Anti-inflammatory and Antinociceptive Effects in Rodents of the Essential Oil of Croton cajucara Benth


Departamento de Fisiologia e Biofísica, I. B., Caixa Postal 6109, Universidade Estadual de Campinas, CEP13.083-970, Campinas, SP, Brazil.


The plant Croton cajucara Benth. (Euphorbiaceae) is widely used in Amazonian folk medicine for the treatment of a wide range of illnesses. In this investigation the analgesic and anti-inflammatory properties of the essential oil from the bark of C. cajucara Benth., administered orally, were determined in several standard rodent models of pain and inflammation.

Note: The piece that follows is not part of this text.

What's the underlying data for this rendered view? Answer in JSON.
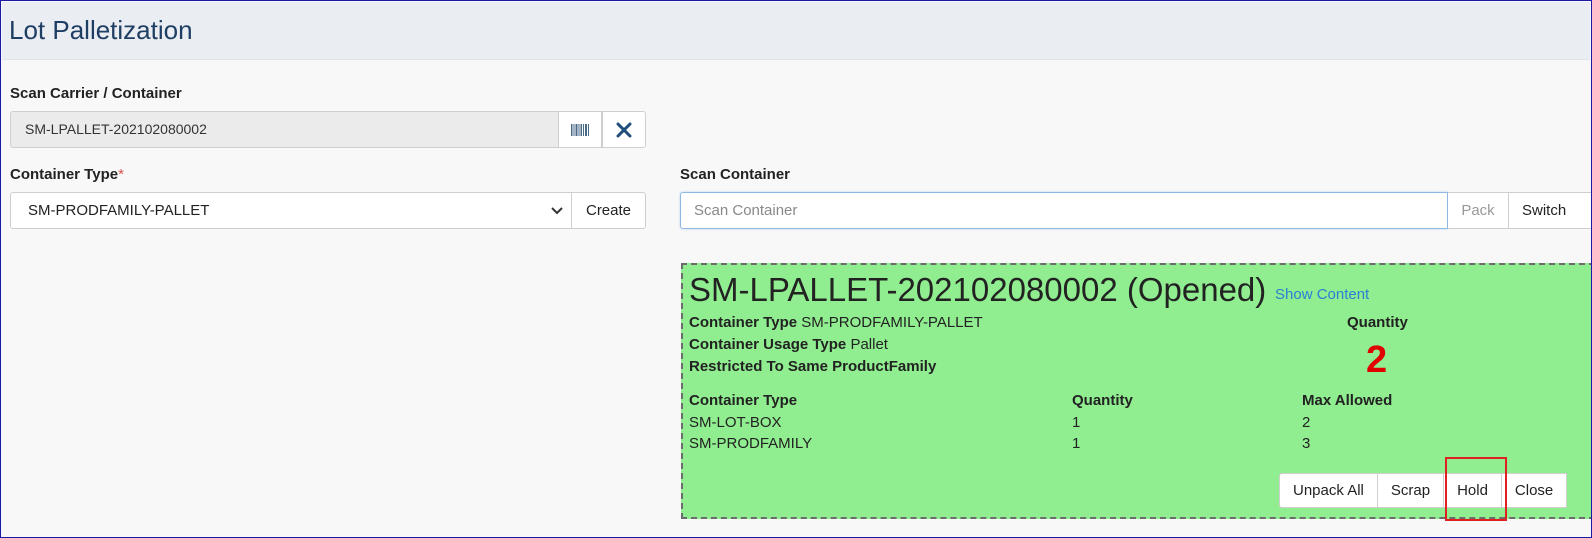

We observed that pretreatment with essential oil significantly reduced the latency of sleeping time evoked by pentobarbital compared with the control group (P < 0.001). Doses of 100 or 1000 mg kg−1 also increased the sleeping time induced by pentobarbital (30.9 ± 3.91 and 52.1 ± 15.6 min, respectively) compared with the negative control (12.4 ± 4–27 min). We investigated the antinociceptive effect of the essential oil in chemical (acetic acid) and thermal (hot-plate) models of nociception in mice. Dipyrone (200 mg kg−1) and the highest doses of the essential oil (1000 mg kg−1) significantly inhibited acetic acid-induced abdominal constriction in mice (5.00 ± 1.38 and 6.8 ± 2.1 constrictions, respectively) compared with the negative control (33.1 ± 2). The same dose of essential oil also raised the pain thresholds of mice in the hot-plate test and significantly (P < 0.05) increased the latency at all observation times. In acetic acid-induced abdominal constriction in mice pretreatment of the animals with naloxone (5 mg kg−1) significantly reversed the analgesic effect of morphine and of the essential oil at the highest dose (1000 mg kg−1).

The essential oil of C. cajucara was also investigated for its anti-inflammatory properties. At the lowest dose (100 mg kg−1) the essential oil had anti-inflammatory effects in animal models of acute (carrageenin-induced paw oedema in mice) and chronic (cotton pellet granuloma) inflammation. The essential oil at doses of 50, 100 and 200 mg kg−1 significantly and dose-dependently inhibited carrageenan-induced oedema (49 ± 5; 37 ± 5; 34 ± 8 mg, respectively) compared with the negative control (74 ± 8 mg). The essential oil (100 mg kg−1) also inhibited chronic inflammation by 38% whereas diclofenac inhibited it by 36%. However, the essential oil did not inhibit the migration of neutrophils into the peritoneal cavity.

These data show that the essential oil from C. cajucara contains compounds that had a significant antinociceptive effect when the oil was administered at the highest dose. This effect seems to be related to interaction with the opioid system. The essential oil also had a significant anti-inflammatory effect in acute and chronic inflammation models when administered at lower doses. This effect seems to be related to cyclooxygenase inhibition.